Teachers head back to the classroom for codingBy DOUG ALDEN
New Hampshire Union Leader
June 15. 2016 9:11PM
MANCHESTER — Dozens of teachers are back in the classroom this week, assuming the role of students in the high-tech field of computer coding.
Teachers enrolled in the two-day program are learning how to teach code, but not just for computer science classes. The program is designed to bring coding into the curriculum of all subjects and provide another avenue for students to gain some of the technological skills in high demand with employers in the 21st century.
“It’s a skill that they’re going to need to have in their lives and not really on the radar for a lot of schools. I feel like they know more than I do some of the time,” said Chuck Patterson, a science teacher from White Mountains Regional High School in Whitefield.
Patterson was one of 40 teachers taking part in the Coding Across the Curriculum workshops, a pilot program that is a collaboration between Millyard-based Internet performance company Dyn, state and local education initiatives and the Massachusetts Institute of Technology.
“I think it’s great to come down here because it will give me another tool to connect with them and present my curriculum in a way they get excited about. It’s not just ‘we’re learning boring science,’” Patterson said.
Instructors from MIT led the sessions at the University of New Hampshire’s Manchester campus in the Millyard, showing teachers how existing computer programming and apps can be used or adjusted to help draw students in and get them more excited about what they are learning.
“Despite the fact that we are MIT and we love technology, we don’t believe in technology for technology’s sake,” said Carole Urbano, outreach specialist for MIT’s Scheller Teacher Education Program. “It doesn’t always fit. If you already have some instructional strategy that’s working, use that. But if you are looking for things that you need more for engagement or to build new skills or build new kinds of thinking, this is where this technology comes in.”
Urbano said Manchester was a good choice to introduce the pilot program because of the STEAM Ahead program at West High School and the state STEM initiative. The programs’ acronyms emphasize Science, Technology, Engineering, (Arts) and Math.
“The work that the STEM taskforce is doing is really very powerful in terms of creating a climate for this kind of change and vision of how learning gets done in the classroom,” she said. “It’s a very powerful groundswell.”

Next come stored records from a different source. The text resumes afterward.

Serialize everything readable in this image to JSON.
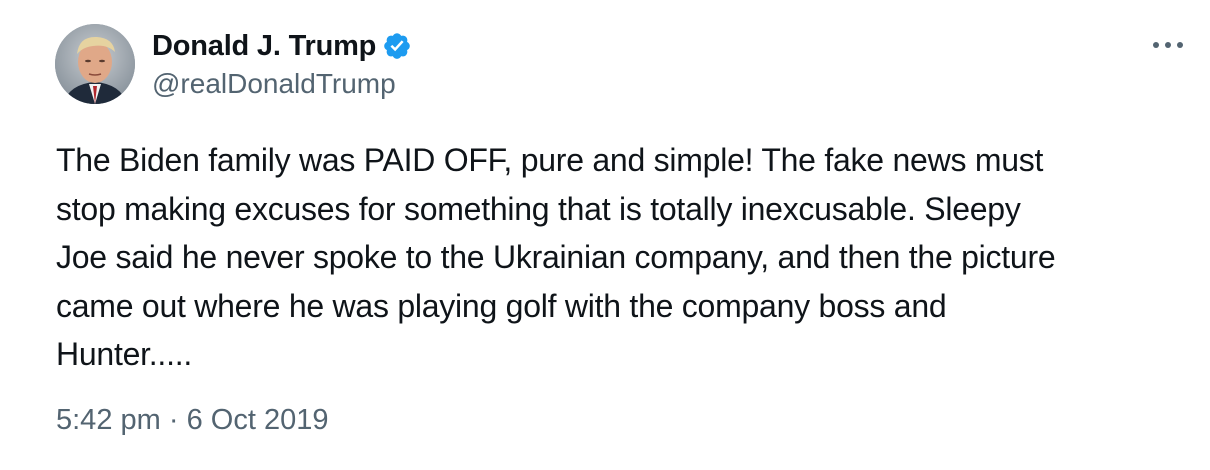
{
  "author": {
    "display_name": "Donald J. Trump",
    "handle": "@realDonaldTrump",
    "verified": true,
    "avatar_icon": "profile-avatar"
  },
  "menu": {
    "icon": "more-horizontal-icon",
    "label": "•••"
  },
  "tweet": {
    "lines": [
      "The Biden family was PAID OFF, pure and simple! The fake news must",
      "stop making excuses for something that is totally inexcusable. Sleepy",
      "Joe said he never spoke to the Ukrainian company, and then the picture",
      "came out where he was playing golf with the company boss and",
      "Hunter....."
    ]
  },
  "meta": {
    "time": "5:42 pm",
    "separator": "·",
    "date": "6 Oct 2019"
  },
  "colors": {
    "text": "#0f1419",
    "secondary": "#536471",
    "verified_badge": "#1d9bf0",
    "background": "#ffffff"
  }
}
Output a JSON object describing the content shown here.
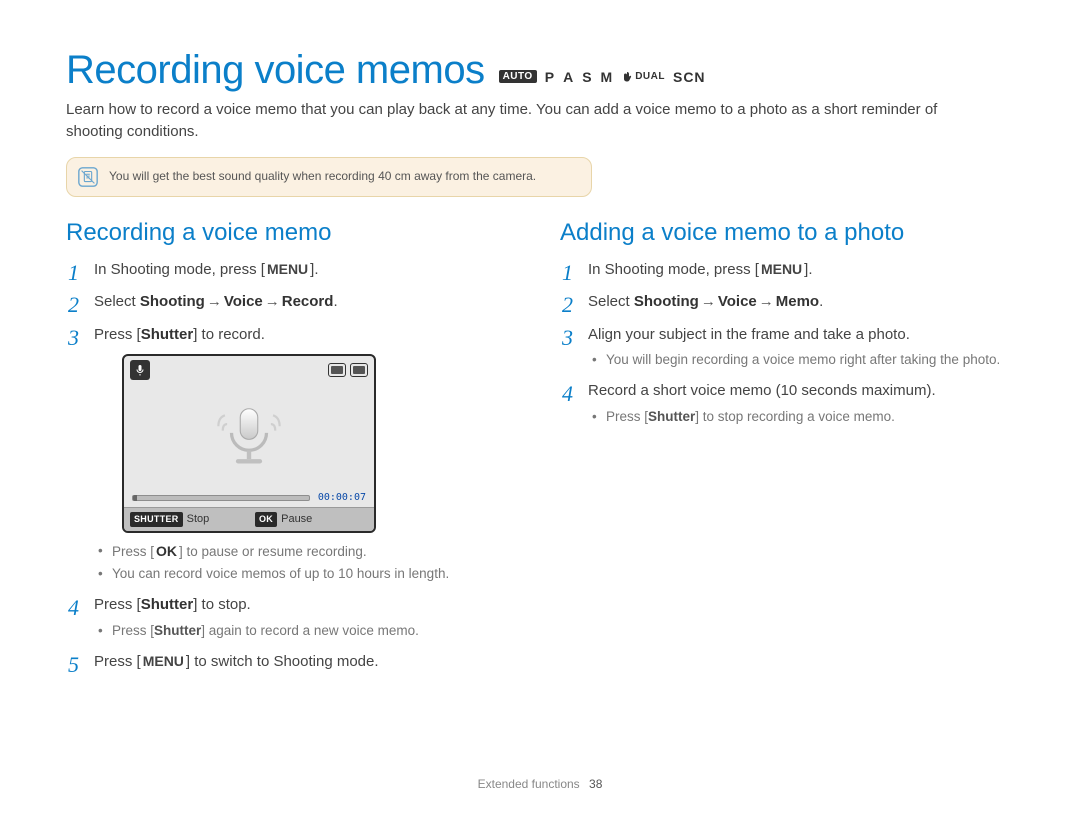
{
  "title": "Recording voice memos",
  "mode_strip": {
    "auto_badge": "AUTO",
    "p": "P",
    "a": "A",
    "s": "S",
    "m": "M",
    "dual_label": "DUAL",
    "scn": "SCN"
  },
  "intro": "Learn how to record a voice memo that you can play back at any time. You can add a voice memo to a photo as a short reminder of shooting conditions.",
  "note_text": "You will get the best sound quality when recording 40 cm away from the camera.",
  "left": {
    "heading": "Recording a voice memo",
    "steps": {
      "s1_pre": "In Shooting mode, press [",
      "s1_key": "MENU",
      "s1_post": "].",
      "s2_pre": "Select ",
      "s2_path_a": "Shooting",
      "s2_path_b": "Voice",
      "s2_path_c": "Record",
      "s2_post": ".",
      "s3_pre": "Press [",
      "s3_key": "Shutter",
      "s3_post": "] to record.",
      "s4_pre": "Press [",
      "s4_key": "Shutter",
      "s4_post": "] to stop.",
      "s5_pre": "Press [",
      "s5_key": "MENU",
      "s5_post": "] to switch to Shooting mode."
    },
    "lcd": {
      "time_elapsed": "00:00:07",
      "footer_left_tag": "SHUTTER",
      "footer_left_label": "Stop",
      "footer_right_tag": "OK",
      "footer_right_label": "Pause"
    },
    "sub_after_lcd": {
      "a_pre": "Press [",
      "a_key": "OK",
      "a_post": "] to pause or resume recording.",
      "b": "You can record voice memos of up to 10 hours in length."
    },
    "sub_after_step4": {
      "a_pre": "Press [",
      "a_key": "Shutter",
      "a_post": "] again to record a new voice memo."
    }
  },
  "right": {
    "heading": "Adding a voice memo to a photo",
    "steps": {
      "s1_pre": "In Shooting mode, press [",
      "s1_key": "MENU",
      "s1_post": "].",
      "s2_pre": "Select ",
      "s2_path_a": "Shooting",
      "s2_path_b": "Voice",
      "s2_path_c": "Memo",
      "s2_post": ".",
      "s3": "Align your subject in the frame and take a photo.",
      "s4": "Record a short voice memo (10 seconds maximum)."
    },
    "sub_after_step3": {
      "a": "You will begin recording a voice memo right after taking the photo."
    },
    "sub_after_step4": {
      "a_pre": "Press [",
      "a_key": "Shutter",
      "a_post": "] to stop recording a voice memo."
    }
  },
  "footer": {
    "section": "Extended functions",
    "page": "38"
  }
}
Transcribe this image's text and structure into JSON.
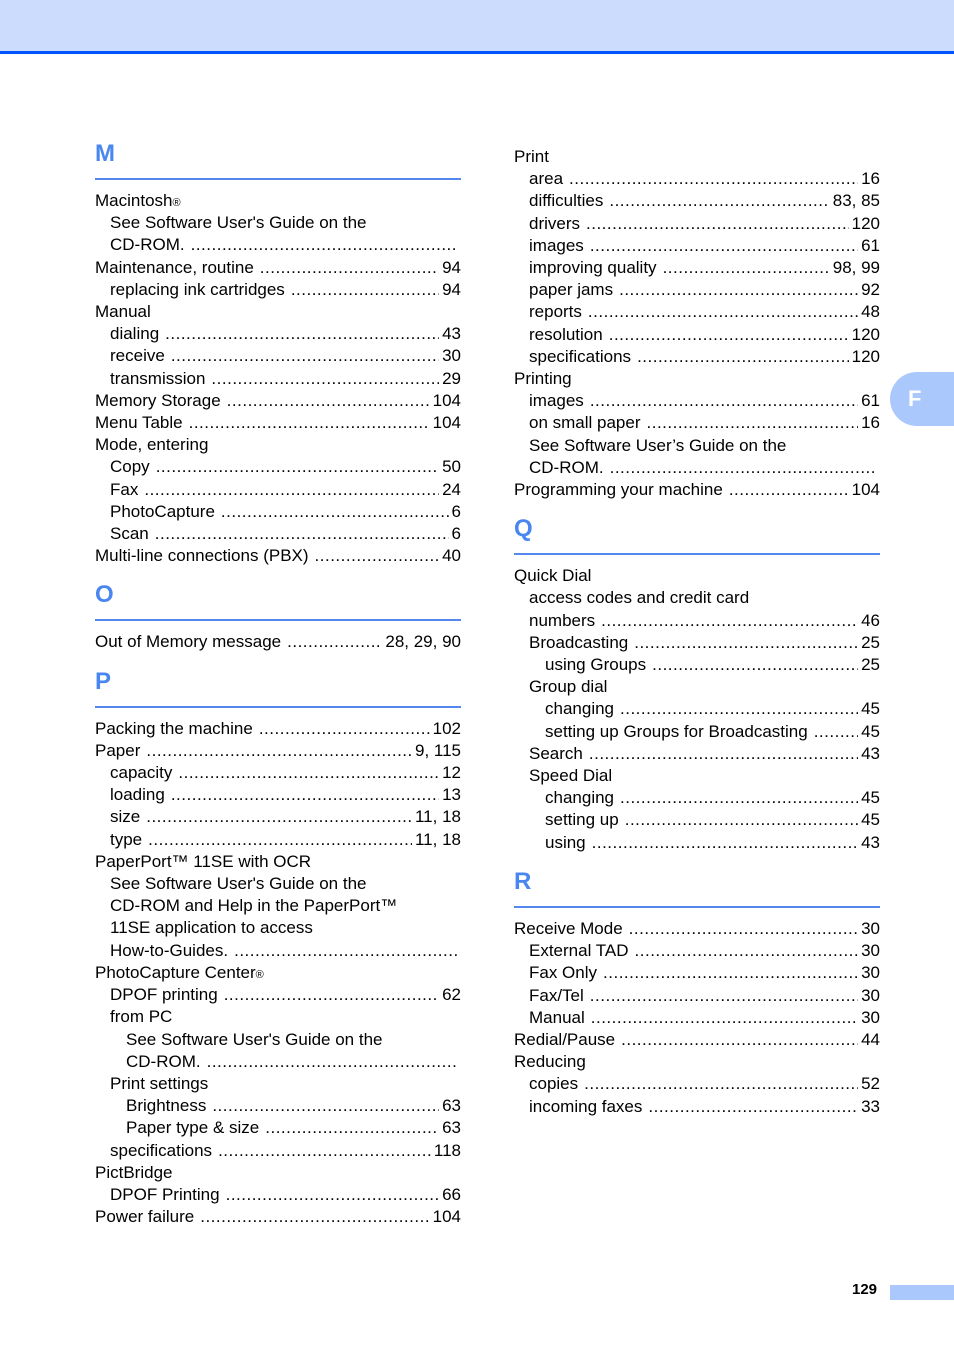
{
  "side_tab": {
    "label": "F"
  },
  "footer": {
    "page_number": "129"
  },
  "sections": {
    "M": {
      "letter": "M",
      "entries": [
        {
          "text": "Macintosh",
          "sup": "®",
          "level": 0
        },
        {
          "text": "See Software User's Guide on the",
          "level": 1
        },
        {
          "text": "CD-ROM.",
          "level": 1,
          "dots": true,
          "page": ""
        },
        {
          "text": "Maintenance, routine",
          "level": 0,
          "dots": true,
          "page": "94"
        },
        {
          "text": "replacing ink cartridges",
          "level": 1,
          "dots": true,
          "page": "94"
        },
        {
          "text": "Manual",
          "level": 0
        },
        {
          "text": "dialing",
          "level": 1,
          "dots": true,
          "page": "43"
        },
        {
          "text": "receive",
          "level": 1,
          "dots": true,
          "page": "30"
        },
        {
          "text": "transmission",
          "level": 1,
          "dots": true,
          "page": "29"
        },
        {
          "text": "Memory Storage",
          "level": 0,
          "dots": true,
          "page": "104"
        },
        {
          "text": "Menu Table",
          "level": 0,
          "dots": true,
          "page": "104"
        },
        {
          "text": "Mode, entering",
          "level": 0
        },
        {
          "text": "Copy",
          "level": 1,
          "dots": true,
          "page": "50"
        },
        {
          "text": "Fax",
          "level": 1,
          "dots": true,
          "page": "24"
        },
        {
          "text": "PhotoCapture",
          "level": 1,
          "dots": true,
          "page": "6"
        },
        {
          "text": "Scan",
          "level": 1,
          "dots": true,
          "page": "6"
        },
        {
          "text": "Multi-line connections (PBX)",
          "level": 0,
          "dots": true,
          "page": "40"
        }
      ]
    },
    "O": {
      "letter": "O",
      "entries": [
        {
          "text": "Out of Memory message",
          "level": 0,
          "dots": true,
          "page": "28, 29, 90"
        }
      ]
    },
    "P": {
      "letter": "P",
      "entries": [
        {
          "text": "Packing the machine",
          "level": 0,
          "dots": true,
          "page": "102"
        },
        {
          "text": "Paper",
          "level": 0,
          "dots": true,
          "page": "9, 115"
        },
        {
          "text": "capacity",
          "level": 1,
          "dots": true,
          "page": "12"
        },
        {
          "text": "loading",
          "level": 1,
          "dots": true,
          "page": "13"
        },
        {
          "text": "size",
          "level": 1,
          "dots": true,
          "page": "11, 18"
        },
        {
          "text": "type",
          "level": 1,
          "dots": true,
          "page": "11, 18"
        },
        {
          "text": "PaperPort™ 11SE with OCR",
          "level": 0
        },
        {
          "text": "See Software User's Guide on the",
          "level": 1
        },
        {
          "text": "CD-ROM and Help in the PaperPort™",
          "level": 1
        },
        {
          "text": "11SE application to access",
          "level": 1
        },
        {
          "text": "How-to-Guides.",
          "level": 1,
          "dots": true,
          "page": ""
        },
        {
          "text": "PhotoCapture Center",
          "sup": "®",
          "level": 0
        },
        {
          "text": "DPOF printing",
          "level": 1,
          "dots": true,
          "page": "62"
        },
        {
          "text": "from PC",
          "level": 1
        },
        {
          "text": "See Software User's Guide on the",
          "level": 2
        },
        {
          "text": "CD-ROM.",
          "level": 2,
          "dots": true,
          "page": ""
        },
        {
          "text": "Print settings",
          "level": 1
        },
        {
          "text": "Brightness",
          "level": 2,
          "dots": true,
          "page": "63"
        },
        {
          "text": "Paper type & size",
          "level": 2,
          "dots": true,
          "page": "63"
        },
        {
          "text": "specifications",
          "level": 1,
          "dots": true,
          "page": "118"
        },
        {
          "text": "PictBridge",
          "level": 0
        },
        {
          "text": "DPOF Printing",
          "level": 1,
          "dots": true,
          "page": "66"
        },
        {
          "text": "Power failure",
          "level": 0,
          "dots": true,
          "page": "104"
        }
      ]
    },
    "P_cont": {
      "entries": [
        {
          "text": "Print",
          "level": 0
        },
        {
          "text": "area",
          "level": 1,
          "dots": true,
          "page": "16"
        },
        {
          "text": "difficulties",
          "level": 1,
          "dots": true,
          "page": "83, 85"
        },
        {
          "text": "drivers",
          "level": 1,
          "dots": true,
          "page": "120"
        },
        {
          "text": "images",
          "level": 1,
          "dots": true,
          "page": "61"
        },
        {
          "text": "improving quality",
          "level": 1,
          "dots": true,
          "page": "98, 99"
        },
        {
          "text": "paper jams",
          "level": 1,
          "dots": true,
          "page": "92"
        },
        {
          "text": "reports",
          "level": 1,
          "dots": true,
          "page": "48"
        },
        {
          "text": "resolution",
          "level": 1,
          "dots": true,
          "page": "120"
        },
        {
          "text": "specifications",
          "level": 1,
          "dots": true,
          "page": "120"
        },
        {
          "text": "Printing",
          "level": 0
        },
        {
          "text": "images",
          "level": 1,
          "dots": true,
          "page": "61"
        },
        {
          "text": "on small paper",
          "level": 1,
          "dots": true,
          "page": "16"
        },
        {
          "text": "See Software User’s Guide on the",
          "level": 1
        },
        {
          "text": "CD-ROM.",
          "level": 1,
          "dots": true,
          "page": ""
        },
        {
          "text": "Programming your machine",
          "level": 0,
          "dots": true,
          "page": "104"
        }
      ]
    },
    "Q": {
      "letter": "Q",
      "entries": [
        {
          "text": "Quick Dial",
          "level": 0
        },
        {
          "text": "access codes and credit card",
          "level": 1
        },
        {
          "text": "numbers",
          "level": 1,
          "dots": true,
          "page": "46"
        },
        {
          "text": "Broadcasting",
          "level": 1,
          "dots": true,
          "page": "25"
        },
        {
          "text": "using Groups",
          "level": 2,
          "dots": true,
          "page": "25"
        },
        {
          "text": "Group dial",
          "level": 1
        },
        {
          "text": "changing",
          "level": 2,
          "dots": true,
          "page": "45"
        },
        {
          "text": "setting up Groups for Broadcasting",
          "level": 2,
          "dots": true,
          "page": "45"
        },
        {
          "text": "Search",
          "level": 1,
          "dots": true,
          "page": "43"
        },
        {
          "text": "Speed Dial",
          "level": 1
        },
        {
          "text": "changing",
          "level": 2,
          "dots": true,
          "page": "45"
        },
        {
          "text": "setting up",
          "level": 2,
          "dots": true,
          "page": "45"
        },
        {
          "text": "using",
          "level": 2,
          "dots": true,
          "page": "43"
        }
      ]
    },
    "R": {
      "letter": "R",
      "entries": [
        {
          "text": "Receive Mode",
          "level": 0,
          "dots": true,
          "page": "30"
        },
        {
          "text": "External TAD",
          "level": 1,
          "dots": true,
          "page": "30"
        },
        {
          "text": "Fax Only",
          "level": 1,
          "dots": true,
          "page": "30"
        },
        {
          "text": "Fax/Tel",
          "level": 1,
          "dots": true,
          "page": "30"
        },
        {
          "text": "Manual",
          "level": 1,
          "dots": true,
          "page": "30"
        },
        {
          "text": "Redial/Pause",
          "level": 0,
          "dots": true,
          "page": "44"
        },
        {
          "text": "Reducing",
          "level": 0
        },
        {
          "text": "copies",
          "level": 1,
          "dots": true,
          "page": "52"
        },
        {
          "text": "incoming faxes",
          "level": 1,
          "dots": true,
          "page": "33"
        }
      ]
    }
  }
}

Dyn has been one of the leaders in getting STEAM Ahead program going, first at West, then last year at McLaughlin Middle School. It will expand this fall to White Mountains Regional.
“I’ve been kind of involved in that since it started and really excited to get that going,” Patterson said.
STEAM Ahead director Bob Baines, who was longtime principal at West before serving six years as mayor of Manchester, hopes it continues to spread.
“These teachers just got out of school (for the year) and we have 40 of them here spending two days, learning about coding, getting excited about technology, getting exciting about education and really making a difference in the classroom for the education of their students,” said Baines, now director of community relations at Dyn.
“What we’re trying to do is affect education reform to move to project-based, hands-on learning. When students learning codes or games or whatever is associated with the curriculum, they retain more information and knowledge.”
Urbano said much of the technology needed to build an app or game is accessible to the public and not as daunting as it sounds. With a little introduction and study, teachers can involve the concepts and computational thinking into all subjects.
“Teachers and students alike can use an existing model and they can come up with their own hypotheses and do the programming to explore those hypotheses,” she said.
Maria Passanisi, a math teacher at West, said she wasn’t sure what to expect from the two-day sessions but was excited just a few hours into Tuesday’s workshops.
“You have to learn. You have to keep learning or else you’re going to fall behind,” she said. “I wanted to see what they can show me that I can bring back to the classroom. I’m always looking for ways to improve, and this is just a great way. I’ll lead them, but they’re in charge of which direction they go with it.”